(Element data from apps and pages)
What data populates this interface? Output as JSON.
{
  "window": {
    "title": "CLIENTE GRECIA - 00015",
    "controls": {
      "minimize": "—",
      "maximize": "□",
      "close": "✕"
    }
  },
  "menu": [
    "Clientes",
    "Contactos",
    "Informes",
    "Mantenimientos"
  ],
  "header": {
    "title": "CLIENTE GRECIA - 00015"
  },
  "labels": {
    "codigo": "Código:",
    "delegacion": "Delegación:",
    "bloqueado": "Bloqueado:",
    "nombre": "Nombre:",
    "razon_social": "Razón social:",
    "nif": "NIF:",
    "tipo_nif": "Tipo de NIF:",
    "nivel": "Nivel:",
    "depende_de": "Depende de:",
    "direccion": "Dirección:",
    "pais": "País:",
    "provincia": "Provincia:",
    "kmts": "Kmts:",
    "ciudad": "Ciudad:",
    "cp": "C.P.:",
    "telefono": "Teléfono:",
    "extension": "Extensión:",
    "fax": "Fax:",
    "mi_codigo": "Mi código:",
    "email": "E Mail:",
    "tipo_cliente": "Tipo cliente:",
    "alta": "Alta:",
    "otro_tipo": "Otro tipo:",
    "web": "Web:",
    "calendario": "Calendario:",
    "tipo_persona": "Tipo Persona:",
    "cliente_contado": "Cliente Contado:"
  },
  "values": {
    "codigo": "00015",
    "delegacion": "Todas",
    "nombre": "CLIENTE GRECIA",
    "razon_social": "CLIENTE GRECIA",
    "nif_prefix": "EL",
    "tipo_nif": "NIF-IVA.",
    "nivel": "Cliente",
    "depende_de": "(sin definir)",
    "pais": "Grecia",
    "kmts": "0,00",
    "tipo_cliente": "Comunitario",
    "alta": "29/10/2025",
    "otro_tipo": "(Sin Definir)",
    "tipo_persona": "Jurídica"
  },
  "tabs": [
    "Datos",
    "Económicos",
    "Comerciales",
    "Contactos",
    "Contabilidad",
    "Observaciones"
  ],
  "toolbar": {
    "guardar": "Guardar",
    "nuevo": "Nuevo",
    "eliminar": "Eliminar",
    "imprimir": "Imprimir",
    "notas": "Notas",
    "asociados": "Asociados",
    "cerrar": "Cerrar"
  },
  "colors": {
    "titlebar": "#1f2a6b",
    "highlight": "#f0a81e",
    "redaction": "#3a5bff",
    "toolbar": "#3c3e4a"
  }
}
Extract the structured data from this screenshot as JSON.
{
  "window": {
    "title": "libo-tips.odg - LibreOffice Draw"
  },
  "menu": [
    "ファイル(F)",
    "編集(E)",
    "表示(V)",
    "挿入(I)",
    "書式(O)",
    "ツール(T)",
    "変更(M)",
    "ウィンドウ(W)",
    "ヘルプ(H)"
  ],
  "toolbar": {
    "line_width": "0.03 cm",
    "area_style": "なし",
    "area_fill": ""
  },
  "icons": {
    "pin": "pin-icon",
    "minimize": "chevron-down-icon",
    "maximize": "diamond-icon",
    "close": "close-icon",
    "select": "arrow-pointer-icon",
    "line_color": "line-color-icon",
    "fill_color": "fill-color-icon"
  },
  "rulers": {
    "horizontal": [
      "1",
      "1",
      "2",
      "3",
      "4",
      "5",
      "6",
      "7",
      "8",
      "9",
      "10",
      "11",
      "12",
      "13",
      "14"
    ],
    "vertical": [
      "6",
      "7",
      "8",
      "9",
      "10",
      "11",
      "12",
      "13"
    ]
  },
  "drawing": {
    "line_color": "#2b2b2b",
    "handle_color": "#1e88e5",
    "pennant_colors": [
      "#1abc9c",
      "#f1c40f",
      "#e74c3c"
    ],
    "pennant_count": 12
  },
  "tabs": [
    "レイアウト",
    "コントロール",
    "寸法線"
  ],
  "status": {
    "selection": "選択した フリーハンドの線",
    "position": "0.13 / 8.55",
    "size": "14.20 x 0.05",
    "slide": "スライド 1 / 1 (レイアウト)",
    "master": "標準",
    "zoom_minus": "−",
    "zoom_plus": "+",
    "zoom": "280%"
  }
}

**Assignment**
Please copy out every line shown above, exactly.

**Solution for this task**
What data populates this interface? Output as JSON.
{
  "window": {
    "title": "CLIENTE GRECIA - 00015",
    "controls": {
      "minimize": "—",
      "maximize": "□",
      "close": "✕"
    }
  },
  "menu": [
    "Clientes",
    "Contactos",
    "Informes",
    "Mantenimientos"
  ],
  "header": {
    "title": "CLIENTE GRECIA - 00015"
  },
  "labels": {
    "codigo": "Código:",
    "delegacion": "Delegación:",
    "bloqueado": "Bloqueado:",
    "nombre": "Nombre:",
    "razon_social": "Razón social:",
    "nif": "NIF:",
    "tipo_nif": "Tipo de NIF:",
    "nivel": "Nivel:",
    "depende_de": "Depende de:",
    "direccion": "Dirección:",
    "pais": "País:",
    "provincia": "Provincia:",
    "kmts": "Kmts:",
    "ciudad": "Ciudad:",
    "cp": "C.P.:",
    "telefono": "Teléfono:",
    "extension": "Extensión:",
    "fax": "Fax:",
    "mi_codigo": "Mi código:",
    "email": "E Mail:",
    "tipo_cliente": "Tipo cliente:",
    "alta": "Alta:",
    "otro_tipo": "Otro tipo:",
    "web": "Web:",
    "calendario": "Calendario:",
    "tipo_persona": "Tipo Persona:",
    "cliente_contado": "Cliente Contado:"
  },
  "values": {
    "codigo": "00015",
    "delegacion": "Todas",
    "nombre": "CLIENTE GRECIA",
    "razon_social": "CLIENTE GRECIA",
    "nif_prefix": "EL",
    "tipo_nif": "NIF-IVA.",
    "nivel": "Cliente",
    "depende_de": "(sin definir)",
    "pais": "Grecia",
    "kmts": "0,00",
    "tipo_cliente": "Comunitario",
    "alta": "29/10/2025",
    "otro_tipo": "(Sin Definir)",
    "tipo_persona": "Jurídica"
  },
  "tabs": [
    "Datos",
    "Económicos",
    "Comerciales",
    "Contactos",
    "Contabilidad",
    "Observaciones"
  ],
  "toolbar": {
    "guardar": "Guardar",
    "nuevo": "Nuevo",
    "eliminar": "Eliminar",
    "imprimir": "Imprimir",
    "notas": "Notas",
    "asociados": "Asociados",
    "cerrar": "Cerrar"
  },
  "colors": {
    "titlebar": "#1f2a6b",
    "highlight": "#f0a81e",
    "redaction": "#3a5bff",
    "toolbar": "#3c3e4a"
  }
}
Extract the structured data from this screenshot as JSON.
{
  "window": {
    "title": "libo-tips.odg - LibreOffice Draw"
  },
  "menu": [
    "ファイル(F)",
    "編集(E)",
    "表示(V)",
    "挿入(I)",
    "書式(O)",
    "ツール(T)",
    "変更(M)",
    "ウィンドウ(W)",
    "ヘルプ(H)"
  ],
  "toolbar": {
    "line_width": "0.03 cm",
    "area_style": "なし",
    "area_fill": ""
  },
  "icons": {
    "pin": "pin-icon",
    "minimize": "chevron-down-icon",
    "maximize": "diamond-icon",
    "close": "close-icon",
    "select": "arrow-pointer-icon",
    "line_color": "line-color-icon",
    "fill_color": "fill-color-icon"
  },
  "rulers": {
    "horizontal": [
      "1",
      "1",
      "2",
      "3",
      "4",
      "5",
      "6",
      "7",
      "8",
      "9",
      "10",
      "11",
      "12",
      "13",
      "14"
    ],
    "vertical": [
      "6",
      "7",
      "8",
      "9",
      "10",
      "11",
      "12",
      "13"
    ]
  },
  "drawing": {
    "line_color": "#2b2b2b",
    "handle_color": "#1e88e5",
    "pennant_colors": [
      "#1abc9c",
      "#f1c40f",
      "#e74c3c"
    ],
    "pennant_count": 12
  },
  "tabs": [
    "レイアウト",
    "コントロール",
    "寸法線"
  ],
  "status": {
    "selection": "選択した フリーハンドの線",
    "position": "0.13 / 8.55",
    "size": "14.20 x 0.05",
    "slide": "スライド 1 / 1 (レイアウト)",
    "master": "標準",
    "zoom_minus": "−",
    "zoom_plus": "+",
    "zoom": "280%"
  }
}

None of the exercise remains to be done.